On the other hand, Dastaangoi Gallery began when the artists from the first residency asked for help in selling their works – “[and] so we did,” Mian says. The first show in March of this year was titled ‘Reflections’, by artist Hussain Jamil, and was heavily inspired by Mughal Empress Nur Jahan and the Sheesh Mahal. The experiential exhibition showcased Mughal miniature works hammered on metal sheets, which were hung across the walls and ceiling. Viewers were provided with candles to see the pieces fully. The room was filled with the smell of damascene roses, and ragas were played out loud, creating a sense of reminiscence. The gallery’s second show, ‘Liminal Spaces’, showcased two female artists from Lahore – Zainab Zulfikar and Houria Khan – who explored themes of power and gender, while its latest show is by an Iranian artist living in Germany, Marjan Baniasadi, titled ‘Colours of Home’, which questioned the idea of belonging by searching for the familiar.
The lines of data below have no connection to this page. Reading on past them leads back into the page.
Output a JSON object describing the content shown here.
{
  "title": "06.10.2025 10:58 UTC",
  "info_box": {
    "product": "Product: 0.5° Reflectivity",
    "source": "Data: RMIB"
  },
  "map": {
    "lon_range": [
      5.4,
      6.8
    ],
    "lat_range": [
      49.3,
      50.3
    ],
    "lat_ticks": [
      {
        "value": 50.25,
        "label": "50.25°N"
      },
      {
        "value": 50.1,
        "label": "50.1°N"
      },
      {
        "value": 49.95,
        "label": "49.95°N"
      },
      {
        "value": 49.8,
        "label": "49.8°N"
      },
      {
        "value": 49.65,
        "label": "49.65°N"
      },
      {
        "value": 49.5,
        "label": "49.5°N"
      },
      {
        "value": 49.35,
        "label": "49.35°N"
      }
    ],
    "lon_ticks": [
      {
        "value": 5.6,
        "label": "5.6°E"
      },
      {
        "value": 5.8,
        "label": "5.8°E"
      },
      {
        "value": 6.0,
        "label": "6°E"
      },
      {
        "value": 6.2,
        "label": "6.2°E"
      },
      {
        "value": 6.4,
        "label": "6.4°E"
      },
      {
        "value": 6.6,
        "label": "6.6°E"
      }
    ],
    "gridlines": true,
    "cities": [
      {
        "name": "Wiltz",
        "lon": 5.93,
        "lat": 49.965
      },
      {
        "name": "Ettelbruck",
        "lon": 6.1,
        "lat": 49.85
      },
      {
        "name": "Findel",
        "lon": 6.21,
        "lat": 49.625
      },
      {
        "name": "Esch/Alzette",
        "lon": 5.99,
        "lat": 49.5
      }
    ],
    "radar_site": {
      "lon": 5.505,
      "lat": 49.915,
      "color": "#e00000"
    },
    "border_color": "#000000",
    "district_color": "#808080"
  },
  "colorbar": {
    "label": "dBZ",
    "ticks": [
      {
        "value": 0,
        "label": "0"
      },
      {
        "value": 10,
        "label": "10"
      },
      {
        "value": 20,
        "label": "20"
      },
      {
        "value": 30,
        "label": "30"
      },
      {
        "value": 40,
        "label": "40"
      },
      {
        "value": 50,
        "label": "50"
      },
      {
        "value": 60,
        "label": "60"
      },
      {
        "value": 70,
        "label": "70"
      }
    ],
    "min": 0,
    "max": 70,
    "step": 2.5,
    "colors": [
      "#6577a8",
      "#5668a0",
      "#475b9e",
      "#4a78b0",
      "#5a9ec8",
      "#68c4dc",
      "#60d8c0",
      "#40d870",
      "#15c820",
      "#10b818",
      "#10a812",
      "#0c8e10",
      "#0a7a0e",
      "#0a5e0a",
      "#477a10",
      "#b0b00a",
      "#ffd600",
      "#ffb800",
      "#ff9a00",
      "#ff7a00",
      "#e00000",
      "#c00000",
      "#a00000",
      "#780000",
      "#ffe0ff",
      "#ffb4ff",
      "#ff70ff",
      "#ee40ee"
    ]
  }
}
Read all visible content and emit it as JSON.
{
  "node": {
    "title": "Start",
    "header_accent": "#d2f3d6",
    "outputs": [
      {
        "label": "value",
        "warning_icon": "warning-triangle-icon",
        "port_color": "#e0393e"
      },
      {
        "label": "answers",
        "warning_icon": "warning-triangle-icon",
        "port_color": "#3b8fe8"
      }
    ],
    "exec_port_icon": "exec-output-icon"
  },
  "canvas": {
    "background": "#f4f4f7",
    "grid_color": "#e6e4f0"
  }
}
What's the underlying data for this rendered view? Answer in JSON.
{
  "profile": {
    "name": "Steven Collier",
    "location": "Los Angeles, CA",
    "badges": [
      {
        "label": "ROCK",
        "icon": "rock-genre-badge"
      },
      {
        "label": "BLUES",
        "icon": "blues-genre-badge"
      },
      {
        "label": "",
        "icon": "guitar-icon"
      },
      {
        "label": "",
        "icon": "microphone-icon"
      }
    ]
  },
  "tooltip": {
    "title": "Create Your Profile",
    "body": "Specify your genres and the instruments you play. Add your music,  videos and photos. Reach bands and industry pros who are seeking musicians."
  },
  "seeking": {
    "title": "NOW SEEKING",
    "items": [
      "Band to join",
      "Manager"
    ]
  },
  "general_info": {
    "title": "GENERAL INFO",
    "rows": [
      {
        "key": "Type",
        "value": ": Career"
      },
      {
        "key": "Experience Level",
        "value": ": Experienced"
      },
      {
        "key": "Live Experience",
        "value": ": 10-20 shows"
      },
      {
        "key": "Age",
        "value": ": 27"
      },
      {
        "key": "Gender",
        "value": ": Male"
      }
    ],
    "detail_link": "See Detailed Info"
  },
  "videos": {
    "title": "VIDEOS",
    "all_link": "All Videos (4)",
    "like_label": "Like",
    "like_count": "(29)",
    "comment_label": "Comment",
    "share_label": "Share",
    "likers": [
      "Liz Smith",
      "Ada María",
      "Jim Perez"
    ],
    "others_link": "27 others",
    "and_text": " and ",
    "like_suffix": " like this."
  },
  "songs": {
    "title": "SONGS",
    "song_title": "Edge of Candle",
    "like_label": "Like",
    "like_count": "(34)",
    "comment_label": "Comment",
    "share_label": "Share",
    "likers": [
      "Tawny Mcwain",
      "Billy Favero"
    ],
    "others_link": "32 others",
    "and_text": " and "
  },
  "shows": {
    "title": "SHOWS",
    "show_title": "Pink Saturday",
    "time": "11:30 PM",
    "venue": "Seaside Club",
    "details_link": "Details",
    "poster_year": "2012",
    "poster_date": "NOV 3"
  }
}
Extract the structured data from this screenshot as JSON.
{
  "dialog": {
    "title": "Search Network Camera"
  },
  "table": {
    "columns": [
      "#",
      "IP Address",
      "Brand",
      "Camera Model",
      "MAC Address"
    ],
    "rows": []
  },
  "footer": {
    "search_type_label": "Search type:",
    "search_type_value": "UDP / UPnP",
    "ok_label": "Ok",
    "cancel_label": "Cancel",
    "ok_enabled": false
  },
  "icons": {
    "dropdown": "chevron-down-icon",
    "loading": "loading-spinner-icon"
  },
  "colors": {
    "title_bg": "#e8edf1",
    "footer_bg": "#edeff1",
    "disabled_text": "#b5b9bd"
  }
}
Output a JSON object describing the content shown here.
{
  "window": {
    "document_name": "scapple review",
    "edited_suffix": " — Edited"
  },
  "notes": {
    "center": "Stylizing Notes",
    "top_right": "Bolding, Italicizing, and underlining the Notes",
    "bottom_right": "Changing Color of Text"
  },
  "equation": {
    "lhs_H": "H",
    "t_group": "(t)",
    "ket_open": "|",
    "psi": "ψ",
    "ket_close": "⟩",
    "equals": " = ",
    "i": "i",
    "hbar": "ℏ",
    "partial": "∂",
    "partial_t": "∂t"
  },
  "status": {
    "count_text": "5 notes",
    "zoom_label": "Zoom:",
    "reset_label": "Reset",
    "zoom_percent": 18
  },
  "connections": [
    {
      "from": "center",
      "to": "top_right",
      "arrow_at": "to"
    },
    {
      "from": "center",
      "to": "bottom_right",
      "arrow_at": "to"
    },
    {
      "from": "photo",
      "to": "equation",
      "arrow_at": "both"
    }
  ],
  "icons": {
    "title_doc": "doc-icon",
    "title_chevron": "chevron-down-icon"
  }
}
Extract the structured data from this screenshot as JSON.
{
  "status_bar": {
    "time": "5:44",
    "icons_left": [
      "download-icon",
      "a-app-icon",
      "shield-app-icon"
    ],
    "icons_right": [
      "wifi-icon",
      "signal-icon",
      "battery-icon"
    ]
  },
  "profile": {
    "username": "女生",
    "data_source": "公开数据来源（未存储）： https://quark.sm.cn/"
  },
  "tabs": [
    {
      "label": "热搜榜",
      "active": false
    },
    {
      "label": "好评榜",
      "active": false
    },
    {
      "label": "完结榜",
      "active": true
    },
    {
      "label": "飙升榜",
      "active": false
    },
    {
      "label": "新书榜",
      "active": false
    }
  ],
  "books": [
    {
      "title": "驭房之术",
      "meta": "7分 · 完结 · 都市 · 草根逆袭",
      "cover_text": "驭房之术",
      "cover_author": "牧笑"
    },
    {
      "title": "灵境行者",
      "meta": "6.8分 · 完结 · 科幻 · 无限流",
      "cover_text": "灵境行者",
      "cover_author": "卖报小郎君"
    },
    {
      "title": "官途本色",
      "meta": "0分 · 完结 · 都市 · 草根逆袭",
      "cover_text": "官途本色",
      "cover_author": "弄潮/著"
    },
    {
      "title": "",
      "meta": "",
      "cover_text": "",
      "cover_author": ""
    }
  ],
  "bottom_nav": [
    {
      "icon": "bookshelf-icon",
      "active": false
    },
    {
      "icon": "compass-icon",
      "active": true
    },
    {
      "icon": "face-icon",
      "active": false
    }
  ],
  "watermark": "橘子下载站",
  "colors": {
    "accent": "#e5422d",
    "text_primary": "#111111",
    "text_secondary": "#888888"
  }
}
While cultural exchange is of utmost value to the organisation, Dastaangoi is also committed to its local and regional heritage and economy. Its design studio works with local craftspeople to create products such as pure beeswax candles, miniature maps, and brass and stonework. Mian explains: “[We want to] help craftspeople create new revenue streams and encourage the revival of some of our dying crafts.”